But wait, let's look at what Sock Puppets has given us (I think Ilya Somin covered some of this above):

1. York: has already pointed out that Sock Puppets is misleading - York's full paragraph referred to both Republicans and Democrats questioning the timing. More importantly, though, Sock Puppets ignores a crucial point: that questioning the timing is not the same thing as opposing the action. Funny how both Sock Puppets and Orin miss that.

2. Armey, Lott, Fowler, Solomon, Hoagland, the WSJ and Weyrich's quotes all have to do with attacks on Iraq, not on bin Laden. How many times have we been told be the left (and presumably by Sock Puppets himself, although I wouldn't read Sock Puppets' web site) that Iraq had nothing to do with terrorism? Gee, now Sock Puppets wants to lump questions about an attack on Iraq in with questions about Clinton's actions on terrorism.

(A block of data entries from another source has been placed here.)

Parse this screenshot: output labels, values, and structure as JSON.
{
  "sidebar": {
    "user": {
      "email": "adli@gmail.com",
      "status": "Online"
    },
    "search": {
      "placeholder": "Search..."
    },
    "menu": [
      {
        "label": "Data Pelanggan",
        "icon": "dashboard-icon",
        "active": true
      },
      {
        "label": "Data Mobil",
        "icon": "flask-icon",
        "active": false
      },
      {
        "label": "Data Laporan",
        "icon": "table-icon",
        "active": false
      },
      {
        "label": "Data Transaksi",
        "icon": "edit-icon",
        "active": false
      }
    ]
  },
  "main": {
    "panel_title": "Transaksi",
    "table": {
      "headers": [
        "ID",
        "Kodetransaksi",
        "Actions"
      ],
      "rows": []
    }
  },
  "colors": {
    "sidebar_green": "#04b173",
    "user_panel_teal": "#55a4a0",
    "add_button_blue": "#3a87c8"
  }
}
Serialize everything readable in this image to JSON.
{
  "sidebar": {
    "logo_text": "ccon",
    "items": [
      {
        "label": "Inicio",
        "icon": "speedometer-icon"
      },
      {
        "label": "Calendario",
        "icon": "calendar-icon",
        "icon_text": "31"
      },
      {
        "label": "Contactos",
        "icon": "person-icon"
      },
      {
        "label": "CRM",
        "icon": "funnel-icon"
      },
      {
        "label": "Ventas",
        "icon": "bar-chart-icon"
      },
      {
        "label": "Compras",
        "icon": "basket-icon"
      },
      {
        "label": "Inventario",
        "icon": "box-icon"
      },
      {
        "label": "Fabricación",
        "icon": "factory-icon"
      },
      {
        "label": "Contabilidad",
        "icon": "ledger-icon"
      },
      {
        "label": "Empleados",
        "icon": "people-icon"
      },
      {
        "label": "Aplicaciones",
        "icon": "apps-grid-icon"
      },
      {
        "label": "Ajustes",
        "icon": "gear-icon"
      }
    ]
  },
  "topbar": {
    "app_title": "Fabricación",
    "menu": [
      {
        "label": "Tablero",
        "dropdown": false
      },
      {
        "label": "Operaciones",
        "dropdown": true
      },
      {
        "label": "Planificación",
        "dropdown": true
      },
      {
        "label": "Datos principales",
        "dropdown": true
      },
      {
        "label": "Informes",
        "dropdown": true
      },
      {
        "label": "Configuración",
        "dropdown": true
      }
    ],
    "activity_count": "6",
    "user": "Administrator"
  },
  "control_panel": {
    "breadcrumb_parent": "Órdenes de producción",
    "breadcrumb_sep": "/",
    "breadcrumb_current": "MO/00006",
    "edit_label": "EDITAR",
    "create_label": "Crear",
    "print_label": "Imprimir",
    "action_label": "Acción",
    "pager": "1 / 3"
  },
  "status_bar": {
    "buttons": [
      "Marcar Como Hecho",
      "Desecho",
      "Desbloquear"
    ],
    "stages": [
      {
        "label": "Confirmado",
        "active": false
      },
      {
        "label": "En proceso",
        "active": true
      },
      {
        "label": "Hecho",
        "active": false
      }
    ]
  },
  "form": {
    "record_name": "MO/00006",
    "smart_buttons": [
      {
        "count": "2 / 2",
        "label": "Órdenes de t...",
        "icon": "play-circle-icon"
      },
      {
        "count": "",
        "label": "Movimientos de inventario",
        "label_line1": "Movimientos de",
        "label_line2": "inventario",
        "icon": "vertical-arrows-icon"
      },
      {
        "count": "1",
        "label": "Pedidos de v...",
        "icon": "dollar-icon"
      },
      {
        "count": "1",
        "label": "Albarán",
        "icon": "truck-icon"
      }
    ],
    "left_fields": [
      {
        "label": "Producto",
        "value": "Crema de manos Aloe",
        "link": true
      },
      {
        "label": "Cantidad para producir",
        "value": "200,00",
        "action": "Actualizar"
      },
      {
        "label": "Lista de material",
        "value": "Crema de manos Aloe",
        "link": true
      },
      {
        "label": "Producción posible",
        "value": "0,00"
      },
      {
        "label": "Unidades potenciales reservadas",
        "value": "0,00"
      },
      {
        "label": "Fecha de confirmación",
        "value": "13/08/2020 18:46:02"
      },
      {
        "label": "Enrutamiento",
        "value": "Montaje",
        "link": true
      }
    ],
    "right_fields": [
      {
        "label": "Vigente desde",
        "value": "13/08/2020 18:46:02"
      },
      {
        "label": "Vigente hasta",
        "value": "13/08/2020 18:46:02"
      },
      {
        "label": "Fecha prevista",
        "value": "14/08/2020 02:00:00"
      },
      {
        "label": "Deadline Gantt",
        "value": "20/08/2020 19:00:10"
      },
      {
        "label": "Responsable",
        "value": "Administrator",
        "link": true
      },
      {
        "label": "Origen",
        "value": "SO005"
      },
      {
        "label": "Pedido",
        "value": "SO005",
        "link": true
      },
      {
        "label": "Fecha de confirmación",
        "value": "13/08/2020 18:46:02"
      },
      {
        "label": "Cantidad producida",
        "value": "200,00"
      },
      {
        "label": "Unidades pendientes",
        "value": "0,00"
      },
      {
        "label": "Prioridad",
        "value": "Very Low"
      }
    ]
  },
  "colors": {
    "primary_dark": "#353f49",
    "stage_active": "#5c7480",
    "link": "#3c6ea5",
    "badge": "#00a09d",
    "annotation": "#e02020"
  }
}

Oh, the hypocrisy!

3. Craig and Schlafly's quote had to do with Kosovo - and that's related to Clinton's actions against terrorism how?

4. Coats's quote was the only one that actually had anything to do with a Clinton action against terrorism. And, as noted above, it did NOT oppose the action; rather it questioned the timing. Which is not the same thing. (Indeed, both the WSJ and Hoagland called the military actions Clinton took "justified", even while questioning the timing.)

Moreover, in googling to find a real news source with Coats' quote (since Sock Puppets has given us some random, unreliable source), I came up with the following quotes from Republican leaders, regarding the Clinton's anti-terrorist attacks, in the same story as covered Coats:


House Speaker Newt Gingrich quickly sided with the adminstration, saying the president "did the right thing" by ordering the simultaneous attacks against facilities believed linked to terrorists suspected in the Aug. 7 bombings of U.S. embassies in east Africa. (416K wav sound)

"Just a few days ago in Nairobi and Dar es Salaam, we saw what happens when people who hate America and hate freedom decide to kill Americans," Gingrich said. "They did so in a way in which we have to respond.

"We have every reason to believe that this terrorist organization will try to hurt other Americans," Gingrich said.

Other key members of Congress also quickly voiced their approval for the decisive military action, including Senate Majority Leader Trent Lott (R-Miss.), House Majority Leader Dick Armey (R-Texas), House Minority Leader Richard Gephardt (D-Mo.), and Sens. Jesse Helms (R-N.C.), Wayne Allard (R-Colo.) and Orrin Hatch (R-Utah).

So when we have an actual Clinton anti-terrorist strike, what's the CNN headline?


Most Lawmakers Support Clinton's Military Strikes

So, basically, everything Sock Puppet claimed was false. Republicans DID generally support Clinton's actions against terrorism. They may have opposed some of Clinton's NON-terrorism related actions (again, I'm shocked). And they may have questioned the timing - but that's not substantive opposition to the actions themselves.

It's sad to see Orin rely on shrill, disingenuous left-wingers like Sock Puppets Greenwald. Orin should know better.
9.26.2006 11:30am
OrinKerr:
A.S.,

Can you provide the quotes in which the folks quoted in Greenwald's piece urge Clinton to be more aggressive in fighting Al Qaeda? I would like to know better, and I'm sure you can point the way. Thanks!
9.26.2006 11:51am
A.S.:
OK: I'm not sure what your point is. Anyway: Link.
9.26.2006 12:06pm
Third Party Beneficiary (mail):
"When I first read the title to this post, I didn't realize you were talking about President Clinton."

I think that was the point.
9.26.2006 12:09pm
bash91:
Orin, rather than type it all out, I'd point you to Tom Maguire's fisking of Greenwald at Just One Minute . You'll find direct sourcing for some of the info you're looking for as well as ample evidence that Greenwald is being deceptive by his use of ellipses and elisions.
9.26.2006 12:27pm
therut:
There was a lady on Hardball this evening from Salon. Chris asked her if Salon was a liberal publication. She said they were a news organization that helped make the news and alot of other news outlets pick up their stories.They were journalists. He asked her again and she said we have a few liberals who write articles for us. GOOD GRIEF.
9.27.2006 12:54am